Entries from a dataset of interfaces:

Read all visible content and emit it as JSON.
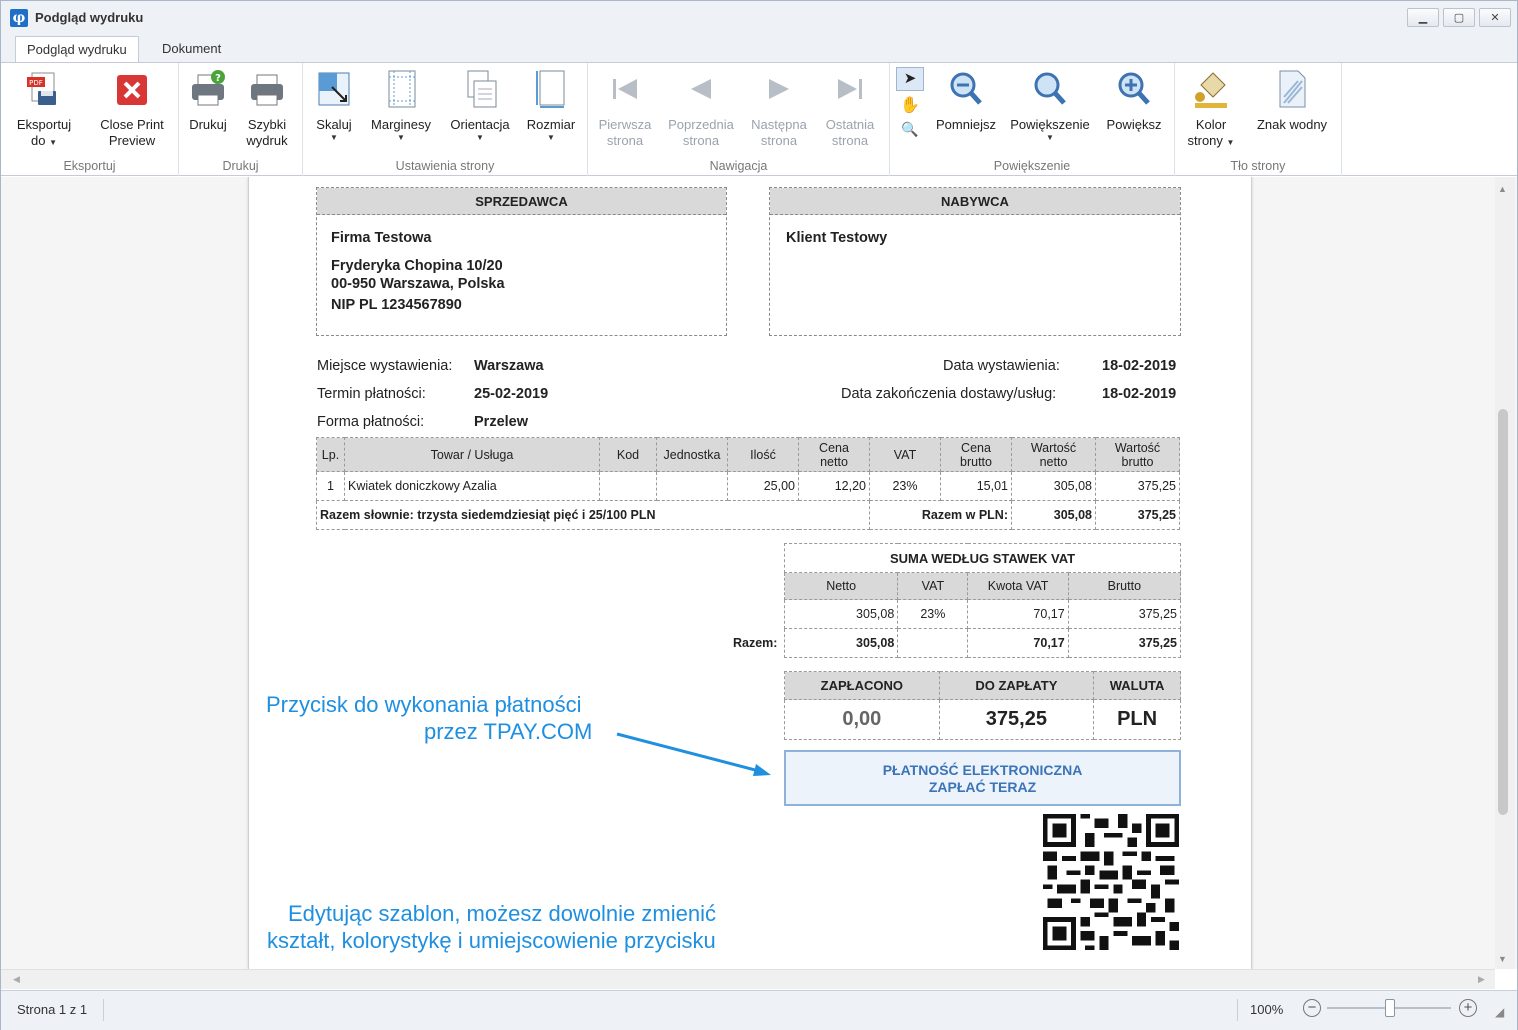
{
  "window": {
    "title": "Podgląd wydruku",
    "controls": [
      "▁",
      "▢",
      "✕"
    ]
  },
  "tabs": [
    "Podgląd wydruku",
    "Dokument"
  ],
  "ribbon": {
    "groups": {
      "eksport": "Eksportuj",
      "drukuj": "Drukuj",
      "ustawienia": "Ustawienia strony",
      "nawigacja": "Nawigacja",
      "powiekszenie": "Powiększenie",
      "tlo": "Tło strony"
    },
    "buttons": {
      "eksportuj_1": "Eksportuj",
      "eksportuj_2": "do",
      "close_1": "Close Print",
      "close_2": "Preview",
      "drukuj": "Drukuj",
      "szybki_1": "Szybki",
      "szybki_2": "wydruk",
      "skaluj": "Skaluj",
      "marginesy": "Marginesy",
      "orientacja": "Orientacja",
      "rozmiar": "Rozmiar",
      "pierwsza_1": "Pierwsza",
      "pierwsza_2": "strona",
      "poprzednia_1": "Poprzednia",
      "poprzednia_2": "strona",
      "nastepna_1": "Następna",
      "nastepna_2": "strona",
      "ostatnia_1": "Ostatnia",
      "ostatnia_2": "strona",
      "pomniejsz": "Pomniejsz",
      "powiekszenie": "Powiększenie",
      "powieksz": "Powiększ",
      "kolor_1": "Kolor",
      "kolor_2": "strony",
      "znak": "Znak wodny"
    }
  },
  "invoice": {
    "seller_header": "SPRZEDAWCA",
    "buyer_header": "NABYWCA",
    "seller": {
      "name": "Firma Testowa",
      "street": "Fryderyka Chopina 10/20",
      "city": "00-950 Warszawa, Polska",
      "nip": "NIP PL 1234567890"
    },
    "buyer": {
      "name": "Klient Testowy"
    },
    "meta": {
      "place_label": "Miejsce wystawienia:",
      "place": "Warszawa",
      "due_label": "Termin płatności:",
      "due": "25-02-2019",
      "form_label": "Forma płatności:",
      "form": "Przelew",
      "issue_label": "Data wystawienia:",
      "issue": "18-02-2019",
      "delivery_label": "Data zakończenia dostawy/usług:",
      "delivery": "18-02-2019"
    },
    "items_header": {
      "lp": "Lp.",
      "towar": "Towar / Usługa",
      "kod": "Kod",
      "jednostka": "Jednostka",
      "ilosc": "Ilość",
      "cena_netto_1": "Cena",
      "cena_netto_2": "netto",
      "vat": "VAT",
      "cena_brutto_1": "Cena",
      "cena_brutto_2": "brutto",
      "wartosc_netto_1": "Wartość",
      "wartosc_netto_2": "netto",
      "wartosc_brutto_1": "Wartość",
      "wartosc_brutto_2": "brutto"
    },
    "items": [
      {
        "lp": "1",
        "towar": "Kwiatek doniczkowy Azalia",
        "kod": "",
        "jednostka": "",
        "ilosc": "25,00",
        "cena_netto": "12,20",
        "vat": "23%",
        "cena_brutto": "15,01",
        "wartosc_netto": "305,08",
        "wartosc_brutto": "375,25"
      }
    ],
    "words_total": "Razem słownie: trzysta siedemdziesiąt pięć i 25/100 PLN",
    "total_label": "Razem w PLN:",
    "total_netto": "305,08",
    "total_brutto": "375,25",
    "vat_summary": {
      "title": "SUMA WEDŁUG STAWEK VAT",
      "cols": [
        "Netto",
        "VAT",
        "Kwota VAT",
        "Brutto"
      ],
      "row": [
        "305,08",
        "23%",
        "70,17",
        "375,25"
      ],
      "total_label": "Razem:",
      "total": [
        "305,08",
        "",
        "70,17",
        "375,25"
      ]
    },
    "payment": {
      "paid_label": "ZAPŁACONO",
      "due_label": "DO ZAPŁATY",
      "currency_label": "WALUTA",
      "paid": "0,00",
      "due": "375,25",
      "currency": "PLN"
    },
    "pay_button_1": "PŁATNOŚĆ ELEKTRONICZNA",
    "pay_button_2": "ZAPŁAĆ TERAZ"
  },
  "annotations": {
    "note1_line1": "Przycisk do wykonania płatności",
    "note1_line2": "przez TPAY.COM",
    "note2_line1": "Edytując szablon, możesz dowolnie zmienić",
    "note2_line2": "kształt, kolorystykę i umiejscowienie przycisku"
  },
  "status": {
    "page": "Strona 1 z 1",
    "zoom": "100%",
    "zoom_level": 1.0
  },
  "colors": {
    "accent": "#1f8fe0",
    "pay_button_text": "#3b74b8",
    "header_bg": "#d9d9d9"
  }
}
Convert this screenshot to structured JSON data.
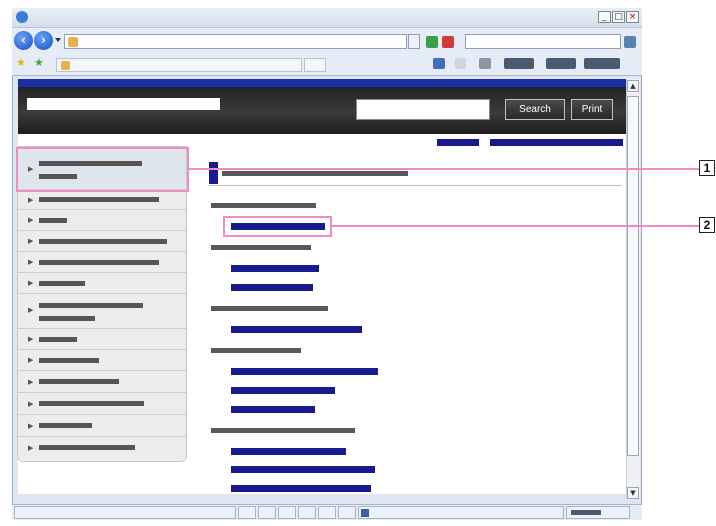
{
  "browser": {
    "window_buttons": [
      "_",
      "□",
      "×"
    ],
    "nav_back_glyph": "‹",
    "nav_forward_glyph": "›",
    "icons": [
      "ie-logo-icon",
      "back-icon",
      "forward-icon",
      "refresh-icon",
      "stop-icon",
      "search-go-icon",
      "favorites-star-icon",
      "add-favorites-icon",
      "home-icon",
      "feeds-icon",
      "print-icon",
      "page-icon",
      "tools-icon"
    ]
  },
  "header": {
    "search_button": "Search",
    "print_button": "Print"
  },
  "callouts": {
    "first": "1",
    "second": "2"
  },
  "colors": {
    "link_blue": "#1a1a8f",
    "highlight_pink": "#f08cc4",
    "header_black": "#2a2a2a",
    "header_strip": "#1a2ea6"
  }
}
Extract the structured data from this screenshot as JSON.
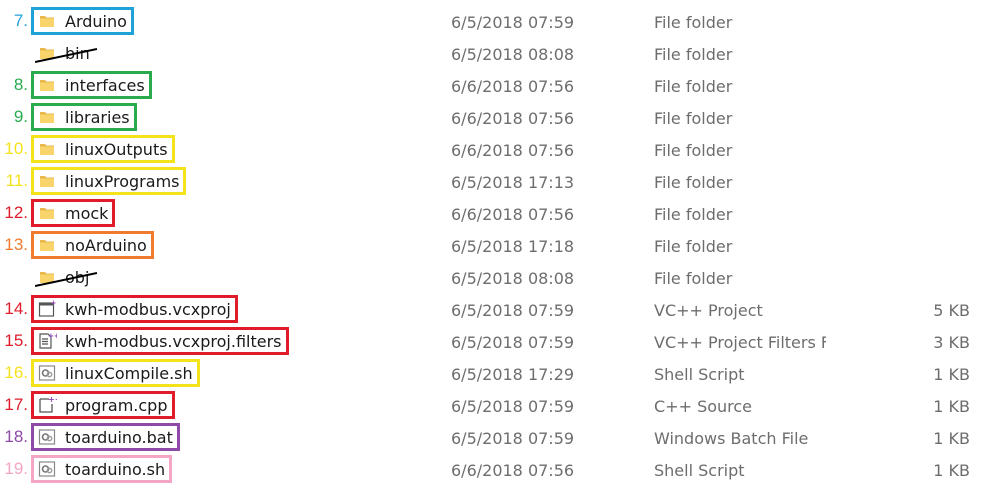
{
  "files": [
    {
      "num": "7.",
      "color": "#1fa2d8",
      "name": "Arduino",
      "date": "6/5/2018 07:59",
      "type": "File folder",
      "size": "",
      "icon": "folder-icon"
    },
    {
      "num": "",
      "color": "",
      "name": "bin",
      "date": "6/5/2018 08:08",
      "type": "File folder",
      "size": "",
      "icon": "folder-icon",
      "struck": true
    },
    {
      "num": "8.",
      "color": "#2aab4e",
      "name": "interfaces",
      "date": "6/6/2018 07:56",
      "type": "File folder",
      "size": "",
      "icon": "folder-icon"
    },
    {
      "num": "9.",
      "color": "#2aab4e",
      "name": "libraries",
      "date": "6/6/2018 07:56",
      "type": "File folder",
      "size": "",
      "icon": "folder-icon"
    },
    {
      "num": "10.",
      "color": "#f4e21a",
      "name": "linuxOutputs",
      "date": "6/6/2018 07:56",
      "type": "File folder",
      "size": "",
      "icon": "folder-icon"
    },
    {
      "num": "11.",
      "color": "#f4e21a",
      "name": "linuxPrograms",
      "date": "6/5/2018 17:13",
      "type": "File folder",
      "size": "",
      "icon": "folder-icon"
    },
    {
      "num": "12.",
      "color": "#e01c2a",
      "name": "mock",
      "date": "6/6/2018 07:56",
      "type": "File folder",
      "size": "",
      "icon": "folder-icon"
    },
    {
      "num": "13.",
      "color": "#f07a2e",
      "name": "noArduino",
      "date": "6/5/2018 17:18",
      "type": "File folder",
      "size": "",
      "icon": "folder-icon"
    },
    {
      "num": "",
      "color": "",
      "name": "obj",
      "date": "6/5/2018 08:08",
      "type": "File folder",
      "size": "",
      "icon": "folder-icon",
      "struck": true
    },
    {
      "num": "14.",
      "color": "#e01c2a",
      "name": "kwh-modbus.vcxproj",
      "date": "6/5/2018 07:59",
      "type": "VC++ Project",
      "size": "5 KB",
      "icon": "vcxproj-icon"
    },
    {
      "num": "15.",
      "color": "#e01c2a",
      "name": "kwh-modbus.vcxproj.filters",
      "date": "6/5/2018 07:59",
      "type": "VC++ Project Filters F",
      "size": "3 KB",
      "icon": "filters-icon"
    },
    {
      "num": "16.",
      "color": "#f4e21a",
      "name": "linuxCompile.sh",
      "date": "6/5/2018 17:29",
      "type": "Shell Script",
      "size": "1 KB",
      "icon": "script-icon"
    },
    {
      "num": "17.",
      "color": "#e01c2a",
      "name": "program.cpp",
      "date": "6/5/2018 07:59",
      "type": "C++ Source",
      "size": "1 KB",
      "icon": "cpp-icon"
    },
    {
      "num": "18.",
      "color": "#8e4aa6",
      "name": "toarduino.bat",
      "date": "6/5/2018 07:59",
      "type": "Windows Batch File",
      "size": "1 KB",
      "icon": "script-icon"
    },
    {
      "num": "19.",
      "color": "#f5a6c6",
      "name": "toarduino.sh",
      "date": "6/6/2018 07:56",
      "type": "Shell Script",
      "size": "1 KB",
      "icon": "script-icon"
    }
  ]
}
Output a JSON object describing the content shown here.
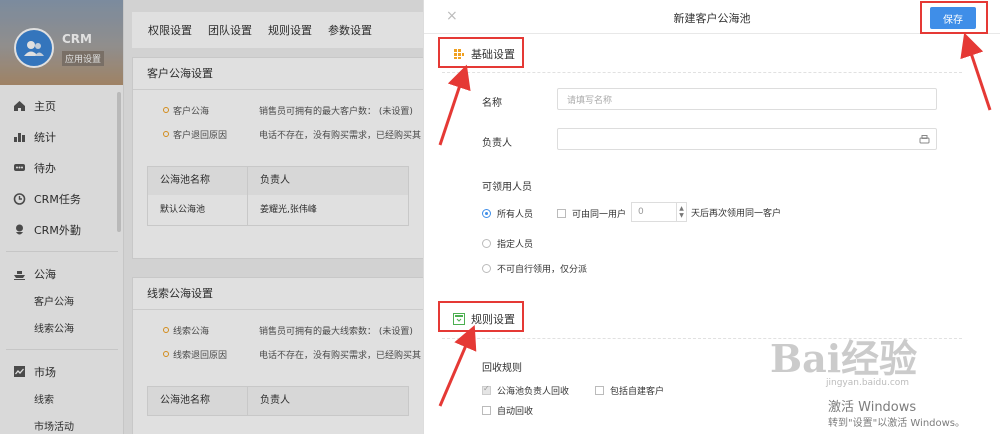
{
  "brand": {
    "title": "CRM",
    "badge": "应用设置"
  },
  "sidebar": {
    "items": [
      {
        "label": "主页",
        "icon": "home-icon"
      },
      {
        "label": "统计",
        "icon": "chart-icon"
      },
      {
        "label": "待办",
        "icon": "todo-icon"
      },
      {
        "label": "CRM任务",
        "icon": "alarm-icon"
      },
      {
        "label": "CRM外勤",
        "icon": "pin-icon"
      }
    ],
    "sea_group": {
      "label": "公海",
      "icon": "boat-icon",
      "subs": [
        "客户公海",
        "线索公海"
      ]
    },
    "market_group": {
      "label": "市场",
      "icon": "trend-icon",
      "subs": [
        "线索",
        "市场活动"
      ]
    }
  },
  "topnav": {
    "tabs": [
      "权限设置",
      "团队设置",
      "规则设置",
      "参数设置"
    ]
  },
  "customer_panel": {
    "title": "客户公海设置",
    "rules": [
      {
        "label": "客户公海",
        "text": "销售员可拥有的最大客户数：   (未设置)"
      },
      {
        "label": "客户退回原因",
        "text": "电话不存在，没有购买需求，已经购买其"
      }
    ],
    "table": {
      "headers": [
        "公海池名称",
        "负责人"
      ],
      "rows": [
        [
          "默认公海池",
          "姜耀光,张伟峰"
        ]
      ]
    }
  },
  "lead_panel": {
    "title": "线索公海设置",
    "rules": [
      {
        "label": "线索公海",
        "text": "销售员可拥有的最大线索数：   (未设置)"
      },
      {
        "label": "线索退回原因",
        "text": "电话不存在，没有购买需求，已经购买其"
      }
    ],
    "table": {
      "headers": [
        "公海池名称",
        "负责人"
      ]
    }
  },
  "modal": {
    "title": "新建客户公海池",
    "close": "×",
    "save": "保存",
    "basic": {
      "title": "基础设置",
      "name_label": "名称",
      "name_placeholder": "请填写名称",
      "owner_label": "负责人",
      "users_label": "可领用人员",
      "all_users": "所有人员",
      "same_user": "可由同一用户",
      "days_value": "0",
      "days_suffix": "天后再次领用同一客户",
      "specified": "指定人员",
      "assign_only": "不可自行领用，仅分派"
    },
    "rules": {
      "title": "规则设置",
      "recycle_label": "回收规则",
      "owner_recycle": "公海池负责人回收",
      "include_self": "包括自建客户",
      "auto_recycle": "自动回收"
    }
  },
  "watermark": {
    "baidu": "Bai经验",
    "site": "jingyan.baidu.com",
    "win1": "激活 Windows",
    "win2": "转到\"设置\"以激活 Windows。"
  },
  "colors": {
    "accent": "#3f8ee8",
    "highlight": "#e53935",
    "icon_orange": "#f0a020",
    "icon_green": "#4caf50"
  }
}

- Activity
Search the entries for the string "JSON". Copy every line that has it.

- Answer box
Read all visible content and emit it as JSON.
Convert this screenshot to structured JSON data.
Extract the structured data from this screenshot as JSON.
Output a JSON object describing the content shown here.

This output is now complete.